Tuesday, 5 April 2011

Spring has truly sprung

Last week the weather took a turn for the better and, armed with my camera, I went out looking for willing (or otherwise) subjects for my college natural history diary.  So far the species are mounting up, however pen has not yet reached paper in terms of writing.  Plenty time for that.....

Adder (Vipera berus)

On Friday we took a quick trip out to see if we could find any adders.  Since the weather had warmed up it was hoped that they might be out basking in the sunshine.  Our first forray turned up an adder but it made its escape before some of us could get to it.  The second location we went to was much more successful.  We managed to see about 4 or 5 different adders and a couple of slow worms as well.  I am pretty scared of snakes and walking through the undergrowth looking for them was giving me the creeps.  As long as I could see them I was ok.  I just tried not to think what might be there that I couldn't see.

Slow Worm (Anguis fragilis)

Snake's Head Fritillary (Fritillaria meleagris)
Later that day I was delighted to find a host of beautiful Snake's Head Fritillaries on the college estate.  I remembered these flowers from my trip to La Brenne in France where they are in fact quite rare.  We felled quite a few trees in a woodland area of one of the reserves to allow light to penetrate the canopy and give the Fritillaries a fighting chance.  I hadn't realised that they were quite common in the UK, but was delighted to see them.  Definitely one for the diary!

At the weekend, after I had completed my work party at Langdon Lake & Meadows I took a wander round the reserve to look for butterflies.  I had already seen a Brimstone and a Peacock whilst I had been working but hadn't been able to snap any pictures.  I found a Peacock on the edge of the arable field at the back of the reserve, and also a cute little rabbit (not of any real scientific or diary interest but so cute I have to share the picture!).

Peacock (Inachis io)

Rabbit (Oryctolagus cuniculus)

Finally I walked round the lake and took a couple of pictures of the geese.

Greylag Goose (Anser anser)

Canada Goose (Branta canadensis)

Name that mammal...

I recently took part in Kent Wildlife Trust's Mammal Identification course.  The course took place, unsurprisingly, in Kent at Wildwood Trust.  This is a really lovely place which is a bit like a safari park for native animals.  In actual fact they have a lot of different animals including arctice fox, lynx and bison which are not native, but interesting all the same.

We spent the morning learning about the different families of animals, their main identification features and about fieldcraft techniques, i.e. spotting and identifying tracks and poo.  We were also able to look at pelts, antlers, skulls and other bones in the class to help us get an idea of the size of the animals.

After lunch, outside in the sunshine, we had a tour round the park to see the animals we had been taught about.  Some of which were elusive, weasel and stoat were both quite shy, and the badger had to be coaxed out of bed...

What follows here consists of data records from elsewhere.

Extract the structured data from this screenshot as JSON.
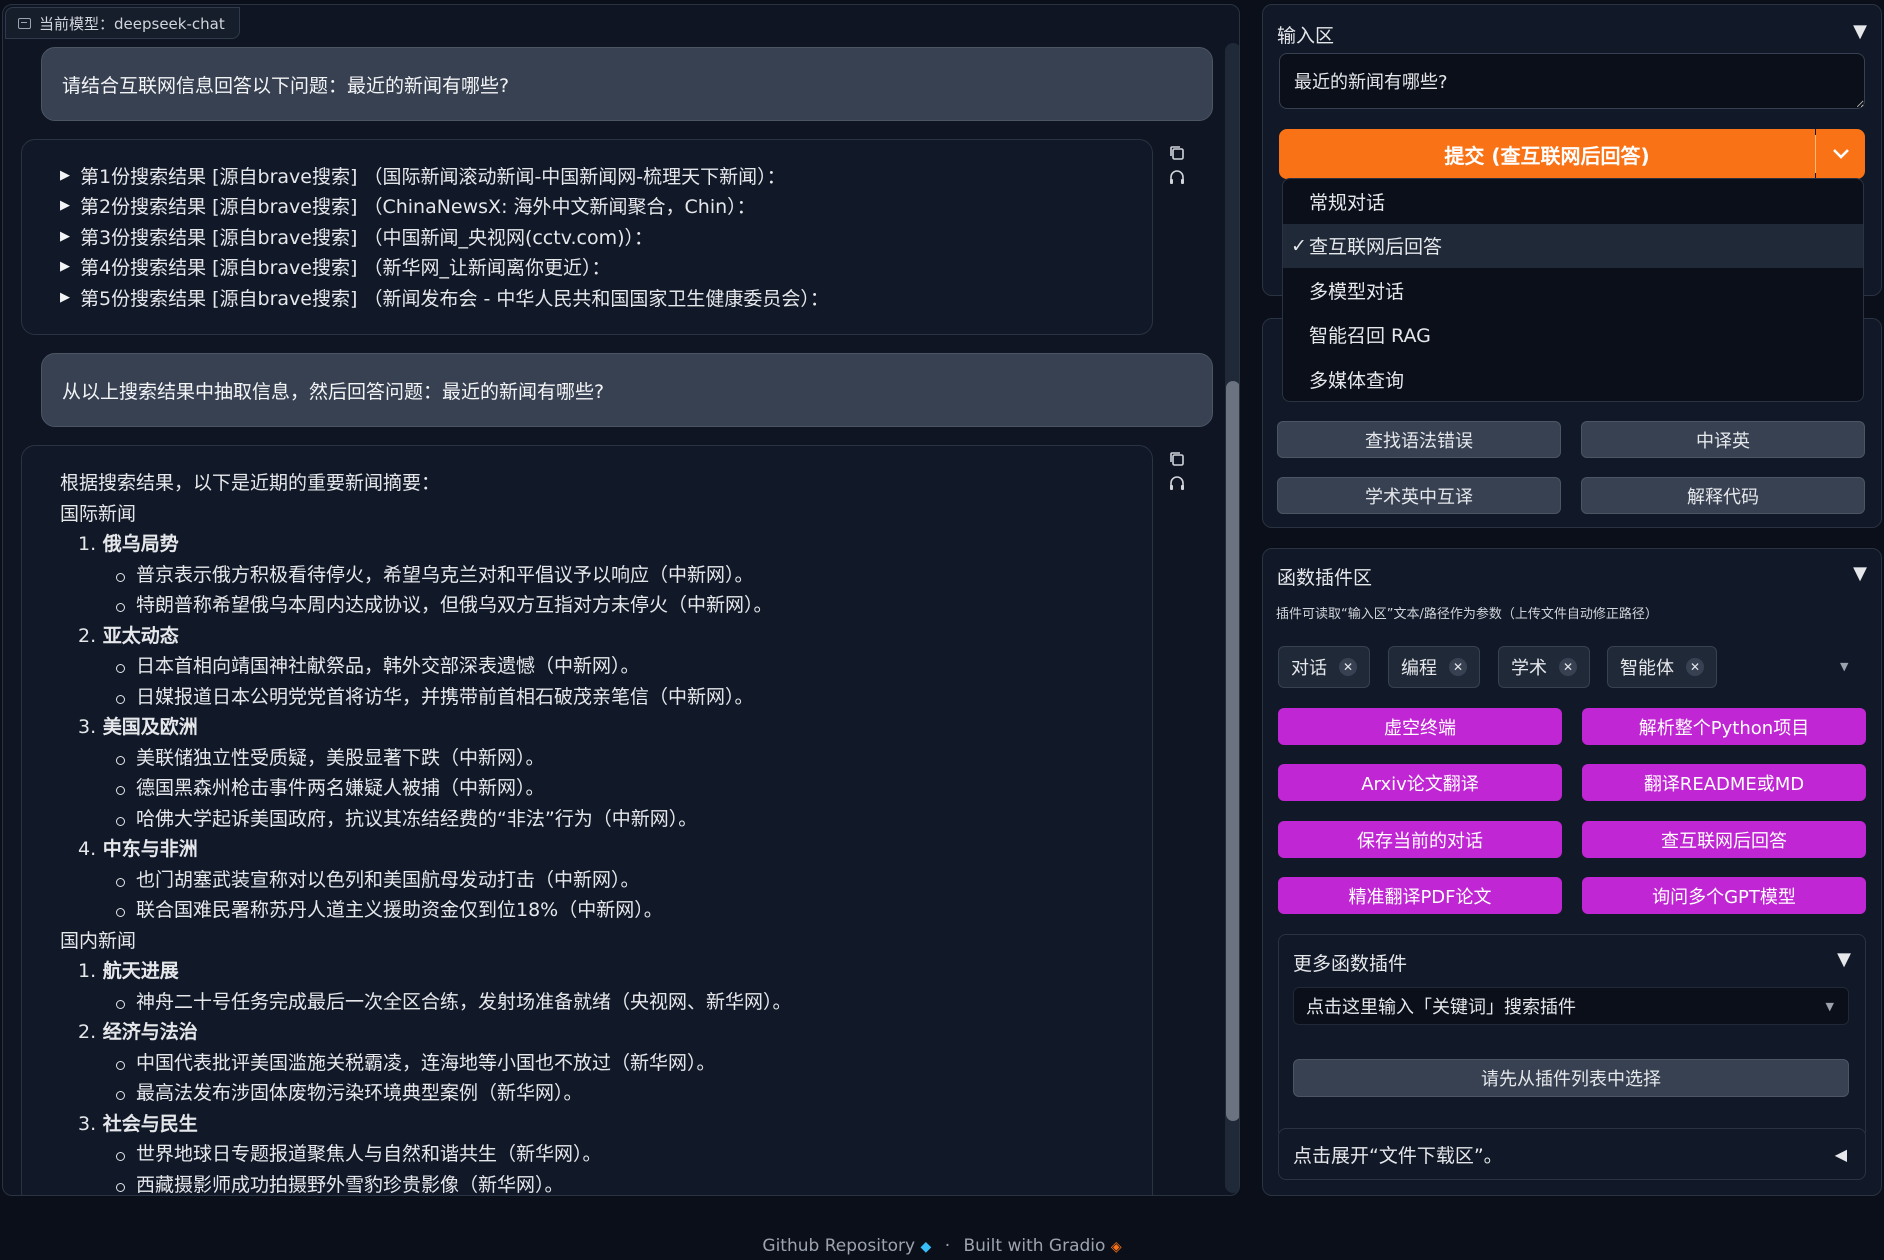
{
  "chat": {
    "model_label": "当前模型：deepseek-chat",
    "messages": [
      {
        "role": "user",
        "text": "请结合互联网信息回答以下问题：最近的新闻有哪些?"
      },
      {
        "role": "bot",
        "search_results": [
          "第1份搜索结果 [源自brave搜索] （国际新闻滚动新闻-中国新闻网-梳理天下新闻）：",
          "第2份搜索结果 [源自brave搜索] （ChinaNewsX: 海外中文新闻聚合，Chin）：",
          "第3份搜索结果 [源自brave搜索] （中国新闻_央视网(cctv.com)）：",
          "第4份搜索结果 [源自brave搜索] （新华网_让新闻离你更近）：",
          "第5份搜索结果 [源自brave搜索] （新闻发布会 - 中华人民共和国国家卫生健康委员会）："
        ]
      },
      {
        "role": "user",
        "text": "从以上搜索结果中抽取信息，然后回答问题：最近的新闻有哪些?"
      },
      {
        "role": "bot",
        "intro": "根据搜索结果，以下是近期的重要新闻摘要：",
        "sections": [
          {
            "title": "国际新闻",
            "topics": [
              {
                "num": "1.",
                "title": "俄乌局势",
                "items": [
                  "普京表示俄方积极看待停火，希望乌克兰对和平倡议予以响应（中新网）。",
                  "特朗普称希望俄乌本周内达成协议，但俄乌双方互指对方未停火（中新网）。"
                ]
              },
              {
                "num": "2.",
                "title": "亚太动态",
                "items": [
                  "日本首相向靖国神社献祭品，韩外交部深表遗憾（中新网）。",
                  "日媒报道日本公明党党首将访华，并携带前首相石破茂亲笔信（中新网）。"
                ]
              },
              {
                "num": "3.",
                "title": "美国及欧洲",
                "items": [
                  "美联储独立性受质疑，美股显著下跌（中新网）。",
                  "德国黑森州枪击事件两名嫌疑人被捕（中新网）。",
                  "哈佛大学起诉美国政府，抗议其冻结经费的“非法”行为（中新网）。"
                ]
              },
              {
                "num": "4.",
                "title": "中东与非洲",
                "items": [
                  "也门胡塞武装宣称对以色列和美国航母发动打击（中新网）。",
                  "联合国难民署称苏丹人道主义援助资金仅到位18%（中新网）。"
                ]
              }
            ]
          },
          {
            "title": "国内新闻",
            "topics": [
              {
                "num": "1.",
                "title": "航天进展",
                "items": [
                  "神舟二十号任务完成最后一次全区合练，发射场准备就绪（央视网、新华网）。"
                ]
              },
              {
                "num": "2.",
                "title": "经济与法治",
                "items": [
                  "中国代表批评美国滥施关税霸凌，连海地等小国也不放过（新华网）。",
                  "最高法发布涉固体废物污染环境典型案例（新华网）。"
                ]
              },
              {
                "num": "3.",
                "title": "社会与民生",
                "items": [
                  "世界地球日专题报道聚焦人与自然和谐共生（新华网）。",
                  "西藏摄影师成功拍摄野外雪豹珍贵影像（新华网）。"
                ]
              }
            ]
          }
        ]
      }
    ]
  },
  "input_area": {
    "title": "输入区",
    "collapse_icon": "▼",
    "input_value": "最近的新闻有哪些?",
    "submit_label": "提交 (查互联网后回答)",
    "mode_options": [
      "常规对话",
      "查互联网后回答",
      "多模型对话",
      "智能召回 RAG",
      "多媒体查询"
    ],
    "selected_mode": "查互联网后回答",
    "check_mark": "✓"
  },
  "basic_functions": {
    "buttons": [
      "查找语法错误",
      "中译英",
      "学术英中互译",
      "解释代码"
    ]
  },
  "plugin_area": {
    "title": "函数插件区",
    "collapse_icon": "▼",
    "hint": "插件可读取“输入区”文本/路径作为参数（上传文件自动修正路径）",
    "categories": [
      "对话",
      "编程",
      "学术",
      "智能体"
    ],
    "buttons": [
      "虚空终端",
      "解析整个Python项目",
      "Arxiv论文翻译",
      "翻译README或MD",
      "保存当前的对话",
      "查互联网后回答",
      "精准翻译PDF论文",
      "询问多个GPT模型"
    ],
    "more": {
      "title": "更多函数插件",
      "collapse_icon": "▼",
      "search_placeholder": "点击这里输入「关键词」搜索插件",
      "select_button": "请先从插件列表中选择"
    }
  },
  "download_area": {
    "label": "点击展开“文件下载区”。",
    "expand_icon": "◀"
  },
  "footer": {
    "github": "Github Repository",
    "separator": "·",
    "built_with": "Built with Gradio"
  },
  "colors": {
    "accent_orange": "#f97316",
    "plugin_purple": "#c026d3",
    "background": "#0b0f19"
  }
}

Polecat (Mustela putorius)

Badger (Meles meles)

Otter (Lutra lutra)

Fallow Deer (Dama dama)

Fallow Deer (Dama dama)

Wild Boar (Sus scrofa)

Konik Horse (Equus caballus)

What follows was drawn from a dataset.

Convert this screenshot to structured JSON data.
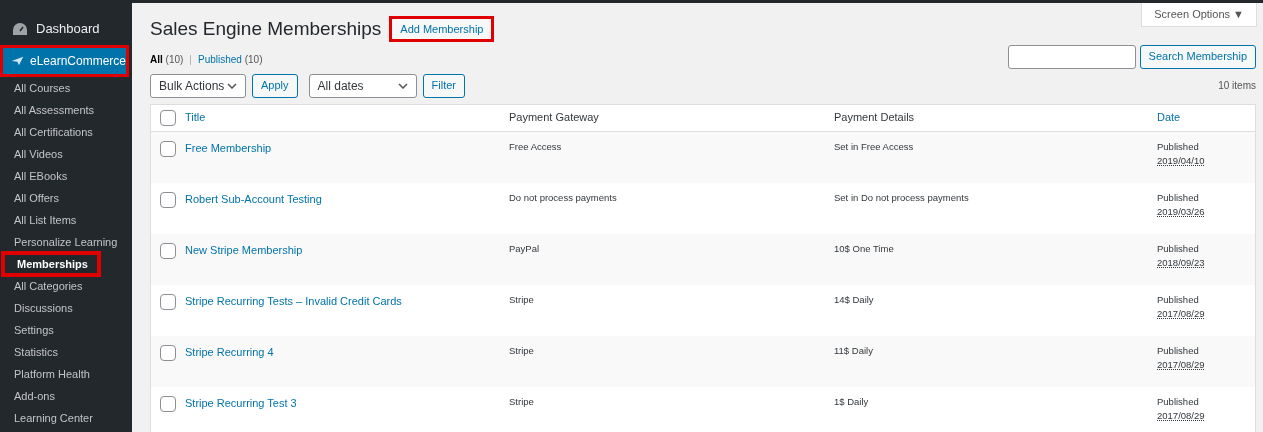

Red Deer (Cervus elaphus)

Red Fox (Vulpes vulpes)

The day was very informative and it was really helpful to see the animals close up to get an indication of their size and key features.  The other animals we saw were:

Arctic Fox (Alopex lagopus); Bison (Bison bonasus); Harvest Mouse (Micromys minutus); Lynx (Lynx lynx); Pine Marten (Martes martes); Stoat (Mustela ermines); Weasel (Mustela nivalis); and Wolf (Canis lupus).

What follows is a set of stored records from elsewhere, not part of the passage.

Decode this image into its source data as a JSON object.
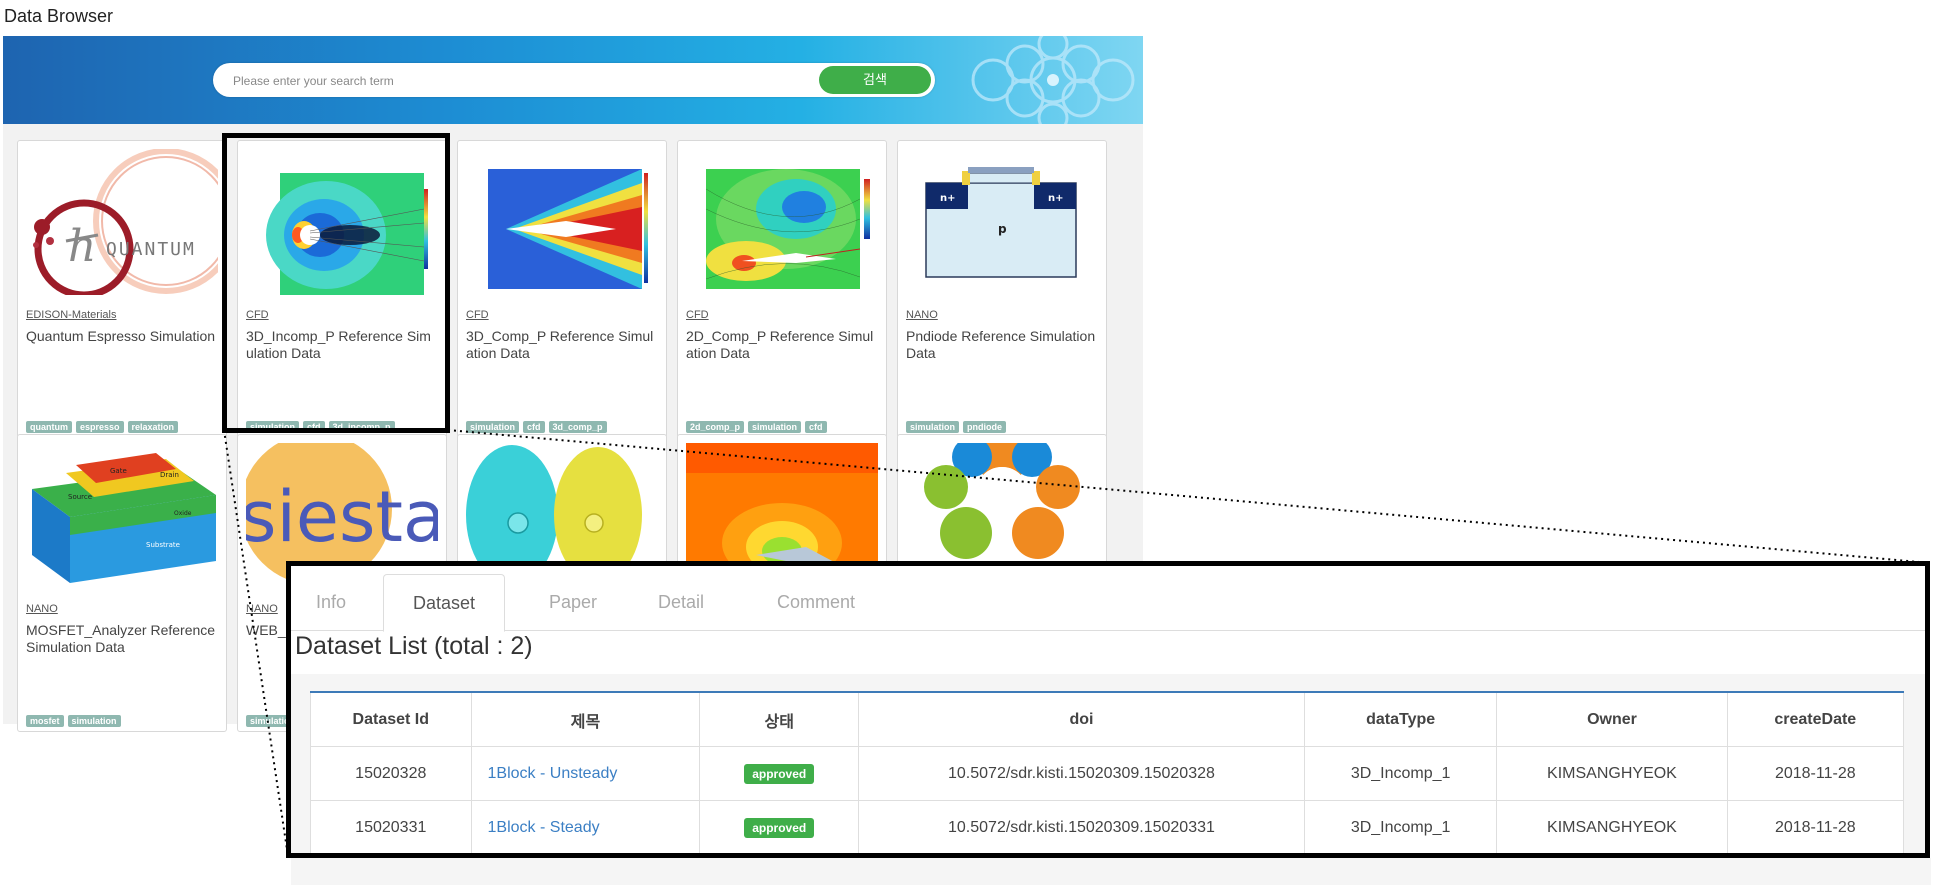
{
  "app": {
    "title": "Data Browser"
  },
  "search": {
    "placeholder": "Please enter your search term",
    "button_label": "검색"
  },
  "cards": [
    {
      "category": "EDISON-Materials",
      "title": "Quantum Espresso Simulation",
      "tags": [
        "quantum",
        "espresso",
        "relaxation"
      ],
      "thumb": "quantum-logo"
    },
    {
      "category": "CFD",
      "title": "3D_Incomp_P Reference Simulation Data",
      "tags": [
        "simulation",
        "cfd",
        "3d_incomp_p"
      ],
      "thumb": "cfd-cylinder-plot"
    },
    {
      "category": "CFD",
      "title": "3D_Comp_P Reference Simulation Data",
      "tags": [
        "simulation",
        "cfd",
        "3d_comp_p"
      ],
      "thumb": "cfd-shock-plot"
    },
    {
      "category": "CFD",
      "title": "2D_Comp_P Reference Simulation Data",
      "tags": [
        "2d_comp_p",
        "simulation",
        "cfd"
      ],
      "thumb": "cfd-airfoil-plot"
    },
    {
      "category": "NANO",
      "title": "Pndiode Reference Simulation Data",
      "tags": [
        "simulation",
        "pndiode"
      ],
      "thumb": "pndiode-diagram",
      "labels": {
        "n1": "n+",
        "n2": "n+",
        "p": "p"
      }
    },
    {
      "category": "NANO",
      "title": "MOSFET_Analyzer Reference Simulation Data",
      "tags": [
        "mosfet",
        "simulation"
      ],
      "thumb": "mosfet-3d",
      "labels": {
        "gate": "Gate",
        "drain": "Drain",
        "source": "Source",
        "oxide": "Oxide",
        "substrate": "Substrate"
      }
    },
    {
      "category": "NANO",
      "title": "WEB_Emulation Data",
      "tags": [
        "simulation"
      ],
      "thumb": "siesta-logo",
      "labels": {
        "logo": "siesta"
      }
    }
  ],
  "detail": {
    "tabs": [
      "Info",
      "Dataset",
      "Paper",
      "Detail",
      "Comment"
    ],
    "active_tab": "Dataset",
    "list_title": "Dataset List (total : 2)",
    "columns": [
      "Dataset Id",
      "제목",
      "상태",
      "doi",
      "dataType",
      "Owner",
      "createDate"
    ],
    "rows": [
      {
        "id": "15020328",
        "title": "1Block - Unsteady",
        "status": "approved",
        "doi": "10.5072/sdr.kisti.15020309.15020328",
        "dataType": "3D_Incomp_1",
        "owner": "KIMSANGHYEOK",
        "createDate": "2018-11-28"
      },
      {
        "id": "15020331",
        "title": "1Block - Steady",
        "status": "approved",
        "doi": "10.5072/sdr.kisti.15020309.15020331",
        "dataType": "3D_Incomp_1",
        "owner": "KIMSANGHYEOK",
        "createDate": "2018-11-28"
      }
    ]
  },
  "colors": {
    "accent_green": "#3fae49",
    "banner_blue": "#1d8ed4",
    "link_blue": "#3b7fc4",
    "tag_teal": "#8fb8b0"
  }
}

We finished the day off with a "poo i.d. test" in which Kerry and I fared quite admirably.  Chris Packham would have been proud of us!